Popular on Variety

More Film

  • "Weathering With You" directed by Makoto

    Toho Unveils Dual Media Romance 'Love Me, Love Me Not' at Tokyo Market

    Japan’s biggest film company, which produces, distributes and exhibits its own product in partnership with leading media companies, Toho has brought a line-up to TIFFCOM full of present and future hits. The biggest is “Weathering with You,” the love story animation by Makoto Shinkai that surpassed the $100 million mark only a month after its [...]

  • Hit Me Anyone One More Time

    TIFFCOM: Pony Canyon Saddles up FujiTV's Smash 'Hit Me Anyone'

    One of Japan’s five major broadcast networks, Fuji TV has also been a pioneer and leader among the networks in feature film production. This year at TIFFCOM long-time partner Pony Canyon is representing Fuji TV films that have recently hit number one at the Japanese box office. Among the hottest, with three straight weeks atop [...]

  • Martin Scorsese Avengers

    Are Martin Scorsese and Francis Ford Coppola Right About Marvel? (Column)

    If you want to shoot holes in the comments that Martin Scorsese and Francis Ford Coppola made recently about Marvel movies (Scorsese: “That’s not cinema”; Coppola: “Martin was being kind when he said it wasn’t cinema. He didn’t say it was despicable, which is what I say”), then go right ahead, because they’ve practically handed [...]
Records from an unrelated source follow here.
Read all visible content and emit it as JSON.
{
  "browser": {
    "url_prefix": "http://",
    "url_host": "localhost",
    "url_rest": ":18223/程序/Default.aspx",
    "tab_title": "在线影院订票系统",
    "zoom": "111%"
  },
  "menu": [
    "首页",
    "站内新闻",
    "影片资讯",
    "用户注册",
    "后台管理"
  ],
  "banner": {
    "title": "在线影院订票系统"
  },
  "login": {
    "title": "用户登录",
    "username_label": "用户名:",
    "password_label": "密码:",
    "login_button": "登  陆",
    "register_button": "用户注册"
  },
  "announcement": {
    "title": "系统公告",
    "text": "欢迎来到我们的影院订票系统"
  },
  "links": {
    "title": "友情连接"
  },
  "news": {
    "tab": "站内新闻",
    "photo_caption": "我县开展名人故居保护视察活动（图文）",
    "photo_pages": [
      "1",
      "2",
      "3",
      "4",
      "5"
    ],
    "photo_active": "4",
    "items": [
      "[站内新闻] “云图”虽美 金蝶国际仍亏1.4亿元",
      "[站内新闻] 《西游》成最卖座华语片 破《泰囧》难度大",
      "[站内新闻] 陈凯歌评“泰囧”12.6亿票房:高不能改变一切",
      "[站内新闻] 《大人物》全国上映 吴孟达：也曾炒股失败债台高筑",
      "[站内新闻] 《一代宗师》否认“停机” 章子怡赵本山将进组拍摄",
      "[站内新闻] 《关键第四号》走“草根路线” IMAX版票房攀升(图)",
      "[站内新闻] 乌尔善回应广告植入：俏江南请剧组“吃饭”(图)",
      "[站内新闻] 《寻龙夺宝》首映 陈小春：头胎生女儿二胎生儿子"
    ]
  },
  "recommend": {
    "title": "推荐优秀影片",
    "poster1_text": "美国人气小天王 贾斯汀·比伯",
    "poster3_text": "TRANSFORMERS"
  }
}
  • Women in Motion

    Kering and Tokyo Festival Bring 'Women in Motion' Talk Series to Japan

    Actress Shinobu Terajima, director and photographer Mika Ninagawa, and Japanese-British artist Sputniko! will take part in Women in Motion, on Thursday next week. The event is a special symposium hosted by the Tokyo International Film Festival and global fashion conglomerate Kering, and is the first time that the Cannes-based Women in Motion series has touched [...]

  • Ji.hlava Festival Director Marek Hovorka on

    Ji.hlava's Marek Hovorka on Documentaries With a Cinematic Sensibility

    Nine international documentary films and one judge. That’s the unique competition format for Opus Bonum, the section dedicated to international documentary titles at Ji.hlava Intl. Documentary Film Festival (Oct. 24-29). Films from France, the U.K., Germany, the Czech Republic, Italy, Switzerland, India, Madagascar, Egypt and Palestine play in the competition section, and the winner will [...]

  • Tessa Thompson, Justin Theroux and dogs'Lady

    'Lady and the Tramp' Cast on Remaking a Classic, Premiering on Disney Plus

    The divas on display at Tuesday’s special screening of “Lady and the Tramp” were of the four-legged variety. It was a night that brought out A-listers such as Tessa Thompson and Justin Theroux, but those stars were outshone by Rose and Monte, the two canine actors who portray the title characters in the live-action remake [...]

More From Our Brands

Access exclusive content